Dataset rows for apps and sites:
--- START ---

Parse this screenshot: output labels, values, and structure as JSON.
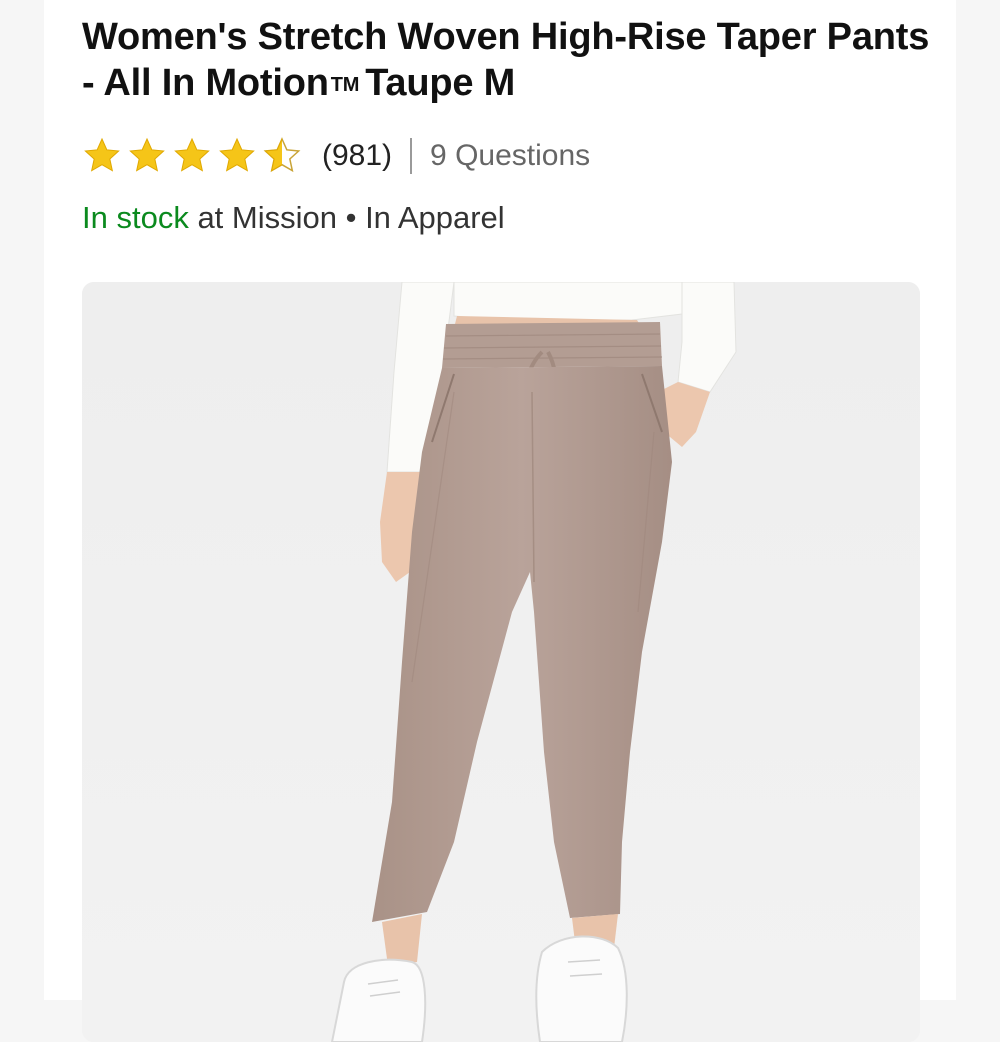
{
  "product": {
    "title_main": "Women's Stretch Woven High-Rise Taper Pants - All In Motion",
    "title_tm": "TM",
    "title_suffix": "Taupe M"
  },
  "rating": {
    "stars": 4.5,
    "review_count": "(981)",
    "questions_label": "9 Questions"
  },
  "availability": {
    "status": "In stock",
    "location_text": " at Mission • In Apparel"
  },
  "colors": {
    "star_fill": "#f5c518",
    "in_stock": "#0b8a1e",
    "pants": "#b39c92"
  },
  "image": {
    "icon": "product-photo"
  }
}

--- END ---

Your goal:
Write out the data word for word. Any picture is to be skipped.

Result:
Parse this screenshot: output labels, values, and structure as JSON.
{
  "product": {
    "title_main": "Women's Stretch Woven High-Rise Taper Pants - All In Motion",
    "title_tm": "TM",
    "title_suffix": "Taupe M"
  },
  "rating": {
    "stars": 4.5,
    "review_count": "(981)",
    "questions_label": "9 Questions"
  },
  "availability": {
    "status": "In stock",
    "location_text": " at Mission • In Apparel"
  },
  "colors": {
    "star_fill": "#f5c518",
    "in_stock": "#0b8a1e",
    "pants": "#b39c92"
  },
  "image": {
    "icon": "product-photo"
  }
}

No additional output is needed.